## WORK TO COMPLETE
Every line of the entries below that includes "abbr" belongs in the answer, copied as written.

## ENTRIES SHOWN

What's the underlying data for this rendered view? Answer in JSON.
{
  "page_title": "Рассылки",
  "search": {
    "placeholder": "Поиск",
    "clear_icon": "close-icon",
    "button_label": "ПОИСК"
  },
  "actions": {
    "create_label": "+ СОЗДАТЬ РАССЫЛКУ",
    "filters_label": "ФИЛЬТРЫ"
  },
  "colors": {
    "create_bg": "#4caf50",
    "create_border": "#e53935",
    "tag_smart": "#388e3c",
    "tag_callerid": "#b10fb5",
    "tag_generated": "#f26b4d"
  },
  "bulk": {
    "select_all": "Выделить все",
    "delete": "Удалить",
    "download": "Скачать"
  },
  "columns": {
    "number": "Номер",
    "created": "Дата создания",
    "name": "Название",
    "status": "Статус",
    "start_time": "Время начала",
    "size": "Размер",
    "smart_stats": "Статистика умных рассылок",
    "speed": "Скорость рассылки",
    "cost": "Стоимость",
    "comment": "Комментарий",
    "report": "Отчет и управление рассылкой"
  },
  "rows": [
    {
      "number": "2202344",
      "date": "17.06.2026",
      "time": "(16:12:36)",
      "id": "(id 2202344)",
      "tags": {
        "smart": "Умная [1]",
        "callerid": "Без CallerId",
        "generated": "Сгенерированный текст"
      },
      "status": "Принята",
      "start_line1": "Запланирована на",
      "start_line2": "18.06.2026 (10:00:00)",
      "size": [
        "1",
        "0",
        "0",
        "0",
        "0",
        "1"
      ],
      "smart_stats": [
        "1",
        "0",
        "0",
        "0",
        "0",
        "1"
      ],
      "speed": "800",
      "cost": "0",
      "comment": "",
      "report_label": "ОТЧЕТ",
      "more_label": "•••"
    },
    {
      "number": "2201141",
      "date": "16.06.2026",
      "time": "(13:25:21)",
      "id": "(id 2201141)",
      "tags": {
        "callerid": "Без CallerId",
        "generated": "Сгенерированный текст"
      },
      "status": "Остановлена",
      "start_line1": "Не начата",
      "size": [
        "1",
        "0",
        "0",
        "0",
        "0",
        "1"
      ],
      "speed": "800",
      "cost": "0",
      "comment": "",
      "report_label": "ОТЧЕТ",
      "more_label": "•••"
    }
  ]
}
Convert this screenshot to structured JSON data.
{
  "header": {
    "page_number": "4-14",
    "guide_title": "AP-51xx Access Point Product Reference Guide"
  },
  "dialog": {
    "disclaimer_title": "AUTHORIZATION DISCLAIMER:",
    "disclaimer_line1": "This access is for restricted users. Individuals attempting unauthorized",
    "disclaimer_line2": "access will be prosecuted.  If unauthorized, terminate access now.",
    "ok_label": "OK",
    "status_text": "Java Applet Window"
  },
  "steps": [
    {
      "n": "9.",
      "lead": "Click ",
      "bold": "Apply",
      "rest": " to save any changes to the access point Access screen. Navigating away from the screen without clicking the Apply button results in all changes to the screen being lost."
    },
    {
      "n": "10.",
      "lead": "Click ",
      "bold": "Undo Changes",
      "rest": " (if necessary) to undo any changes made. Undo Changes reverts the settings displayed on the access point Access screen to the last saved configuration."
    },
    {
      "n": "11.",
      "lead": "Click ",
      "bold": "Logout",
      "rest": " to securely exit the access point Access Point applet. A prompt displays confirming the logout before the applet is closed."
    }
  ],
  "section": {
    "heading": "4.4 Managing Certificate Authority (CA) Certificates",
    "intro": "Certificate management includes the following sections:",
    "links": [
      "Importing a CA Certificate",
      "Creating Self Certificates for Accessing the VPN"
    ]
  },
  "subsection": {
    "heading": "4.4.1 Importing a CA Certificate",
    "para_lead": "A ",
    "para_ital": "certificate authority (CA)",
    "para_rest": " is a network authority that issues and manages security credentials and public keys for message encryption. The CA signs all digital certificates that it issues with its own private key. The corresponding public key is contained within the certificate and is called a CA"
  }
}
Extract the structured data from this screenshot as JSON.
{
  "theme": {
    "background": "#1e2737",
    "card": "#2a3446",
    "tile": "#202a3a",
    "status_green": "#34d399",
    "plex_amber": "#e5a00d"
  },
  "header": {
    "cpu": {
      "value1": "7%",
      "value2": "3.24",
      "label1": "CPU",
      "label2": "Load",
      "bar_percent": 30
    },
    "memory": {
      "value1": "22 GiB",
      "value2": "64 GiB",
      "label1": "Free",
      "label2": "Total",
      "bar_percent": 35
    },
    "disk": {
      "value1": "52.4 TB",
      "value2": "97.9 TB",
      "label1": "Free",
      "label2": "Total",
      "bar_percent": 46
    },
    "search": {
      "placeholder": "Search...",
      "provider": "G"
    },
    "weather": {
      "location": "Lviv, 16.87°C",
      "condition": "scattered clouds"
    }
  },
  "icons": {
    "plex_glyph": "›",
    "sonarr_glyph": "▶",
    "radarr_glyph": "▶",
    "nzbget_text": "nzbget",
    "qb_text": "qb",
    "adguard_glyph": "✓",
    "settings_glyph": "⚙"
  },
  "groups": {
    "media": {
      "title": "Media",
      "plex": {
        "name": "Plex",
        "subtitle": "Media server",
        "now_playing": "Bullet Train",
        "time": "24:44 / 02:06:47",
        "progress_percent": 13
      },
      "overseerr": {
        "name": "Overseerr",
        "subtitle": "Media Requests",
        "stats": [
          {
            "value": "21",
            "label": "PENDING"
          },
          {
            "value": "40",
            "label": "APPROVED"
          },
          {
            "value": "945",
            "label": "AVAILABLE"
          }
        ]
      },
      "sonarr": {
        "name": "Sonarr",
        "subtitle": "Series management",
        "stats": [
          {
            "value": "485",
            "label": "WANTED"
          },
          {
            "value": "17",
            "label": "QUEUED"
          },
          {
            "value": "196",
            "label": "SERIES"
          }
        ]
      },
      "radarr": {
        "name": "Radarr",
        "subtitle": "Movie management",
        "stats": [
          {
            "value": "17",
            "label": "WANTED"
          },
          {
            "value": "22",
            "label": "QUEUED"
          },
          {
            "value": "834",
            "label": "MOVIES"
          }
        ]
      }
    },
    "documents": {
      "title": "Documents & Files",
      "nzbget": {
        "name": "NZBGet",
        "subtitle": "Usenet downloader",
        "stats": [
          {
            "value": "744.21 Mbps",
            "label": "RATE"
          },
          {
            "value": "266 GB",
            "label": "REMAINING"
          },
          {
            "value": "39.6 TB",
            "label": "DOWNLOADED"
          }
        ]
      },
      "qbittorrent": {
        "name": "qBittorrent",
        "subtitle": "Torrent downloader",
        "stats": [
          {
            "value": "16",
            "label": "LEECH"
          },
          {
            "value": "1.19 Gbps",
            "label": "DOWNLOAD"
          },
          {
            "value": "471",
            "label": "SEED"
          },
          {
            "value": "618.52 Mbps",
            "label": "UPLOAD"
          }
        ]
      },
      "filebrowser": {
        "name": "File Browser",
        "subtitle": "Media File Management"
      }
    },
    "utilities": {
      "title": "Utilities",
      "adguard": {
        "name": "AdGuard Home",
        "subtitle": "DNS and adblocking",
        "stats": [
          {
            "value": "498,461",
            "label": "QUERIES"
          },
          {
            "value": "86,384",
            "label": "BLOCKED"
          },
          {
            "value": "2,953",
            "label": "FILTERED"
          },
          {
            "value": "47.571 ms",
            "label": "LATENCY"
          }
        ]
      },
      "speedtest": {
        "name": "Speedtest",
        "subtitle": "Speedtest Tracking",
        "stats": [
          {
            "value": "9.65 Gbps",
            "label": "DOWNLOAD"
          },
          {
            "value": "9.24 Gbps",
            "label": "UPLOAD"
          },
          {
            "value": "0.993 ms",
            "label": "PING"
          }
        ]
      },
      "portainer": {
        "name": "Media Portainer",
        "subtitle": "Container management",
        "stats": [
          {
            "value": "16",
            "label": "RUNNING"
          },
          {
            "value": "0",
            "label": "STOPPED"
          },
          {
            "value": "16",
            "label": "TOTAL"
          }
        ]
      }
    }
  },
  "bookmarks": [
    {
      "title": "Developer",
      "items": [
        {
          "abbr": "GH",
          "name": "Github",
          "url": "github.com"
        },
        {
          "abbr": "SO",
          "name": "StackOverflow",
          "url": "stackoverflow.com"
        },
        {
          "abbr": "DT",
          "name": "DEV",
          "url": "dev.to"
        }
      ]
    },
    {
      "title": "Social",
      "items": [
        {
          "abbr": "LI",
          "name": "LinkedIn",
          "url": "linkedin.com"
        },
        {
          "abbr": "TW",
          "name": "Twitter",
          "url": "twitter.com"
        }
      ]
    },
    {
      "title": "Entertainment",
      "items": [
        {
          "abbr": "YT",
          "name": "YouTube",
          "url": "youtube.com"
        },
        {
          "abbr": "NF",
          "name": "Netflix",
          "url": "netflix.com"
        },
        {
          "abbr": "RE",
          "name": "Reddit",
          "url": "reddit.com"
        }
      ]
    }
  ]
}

## SOLUTION FOR THIS TASK
          "abbr": "GH",
          "abbr": "SO",
          "abbr": "DT",
          "abbr": "LI",
          "abbr": "TW",
          "abbr": "YT",
          "abbr": "NF",
          "abbr": "RE",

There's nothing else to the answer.